I enjoyed the first few volumes of this mash-up of Alice in Wonderland. Here are my previous reviews of volume 1, 2, 3, and 4. I was glad that Yen Press picked this series up after Tokyopop imploded, and it seemed to me at the time fairly sensible since I believe many of the other volumes of this series ended up on the New York Times manga bestseller’s list. All along this mash-up of Alice in Wonderland and a Japanese dating game has been more interesting than I would expect from a dating game manga adaptation, but the final volume has some extra creepiness and an open-ended conclusion.
The Country of Hearts is about to have a grand ball, but Alice doesn’t know how to dance and doesn’t have anything to wear. Julius and Ace help her prepare, but she’s unable to avoid the Mad Hatter, Blood Dupre, at the ball. Alice is simultaneously repelled and curious about him, and she gradually learns a little more about the Hatter and how the system of chaotic government works in the Country of Hearts. This series has always been long on atmosphere and short on plot, with various hints that there’s a central mystery behind Alice’s journey away from the real world. This is solved somewhat by hints that suggest that Alice’s journey is really more of an unhealthy psychological defense mechanism, as she can’t deal with a specific event that took place in the real world. There’s also a suggestion about who the White Rabbit’s real world analogue is that makes his obsessive behavior seem even creepier, and I didn’t think that was possible.

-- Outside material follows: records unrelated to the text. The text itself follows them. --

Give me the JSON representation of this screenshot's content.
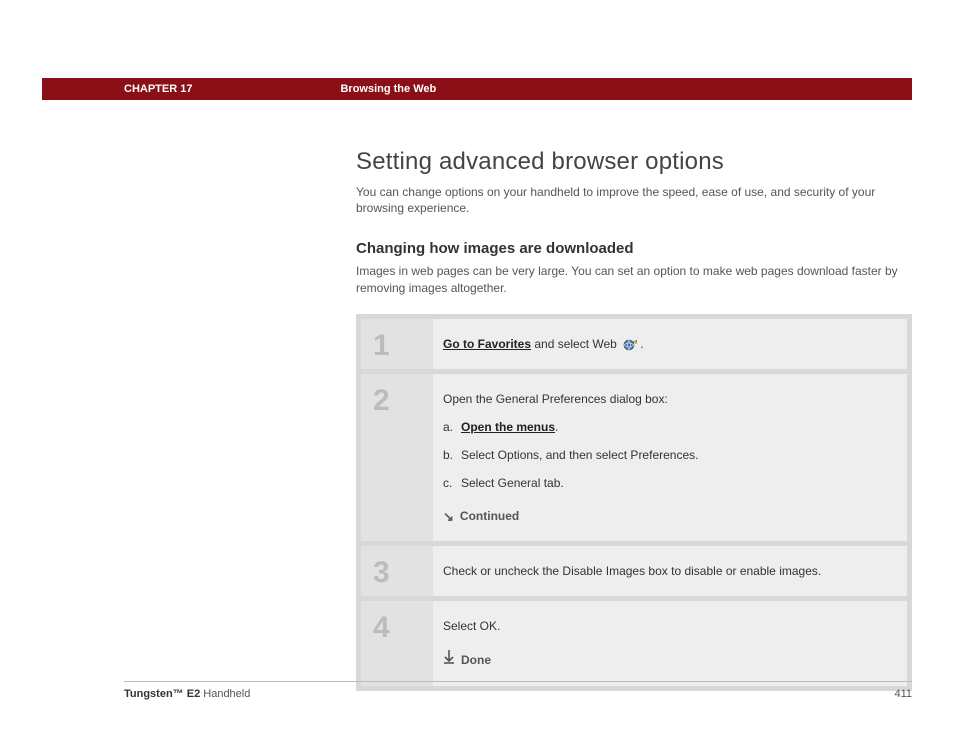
{
  "header": {
    "chapter": "CHAPTER 17",
    "title": "Browsing the Web"
  },
  "main": {
    "h1": "Setting advanced browser options",
    "intro": "You can change options on your handheld to improve the speed, ease of use, and security of your browsing experience.",
    "h2": "Changing how images are downloaded",
    "sub_intro": "Images in web pages can be very large. You can set an option to make web pages download faster by removing images altogether."
  },
  "steps": [
    {
      "num": "1",
      "link_text": "Go to Favorites",
      "after_link": " and select Web ",
      "trailing": "."
    },
    {
      "num": "2",
      "lead": "Open the General Preferences dialog box:",
      "substeps": [
        {
          "label": "a.",
          "link": "Open the menus",
          "tail": "."
        },
        {
          "label": "b.",
          "text": "Select Options, and then select Preferences."
        },
        {
          "label": "c.",
          "text": "Select General tab."
        }
      ],
      "continued": "Continued"
    },
    {
      "num": "3",
      "text": "Check or uncheck the Disable Images box to disable or enable images."
    },
    {
      "num": "4",
      "text": "Select OK.",
      "done": "Done"
    }
  ],
  "footer": {
    "product_bold": "Tungsten™ E2",
    "product_rest": " Handheld",
    "page": "411"
  }
}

Even though Alice in the Country of Hearts isn’t all that eventful, I did enjoy the series as a whole and was happy to read the final volumes. This manga is basically all about cute guys, random moments of homicide, occasional references to psychological issues, and awesome costuming. Even though the plot might not be all that detailed, it is much more interesting than any other manga that I’ve read that is based on a dating game, but perhaps I am just a sucker for random bullets flying in shoujo manga. Yen Press’ new omnibus editions will likely tempt fans to replace the old Tokyopop single volumes. I am too cheap to do this, but I did enjoy the larger size, character galleries, and color pages in this volume. I enjoyed this series enough that I’m planning on picking up the spin-off volumes from Seven Seas too.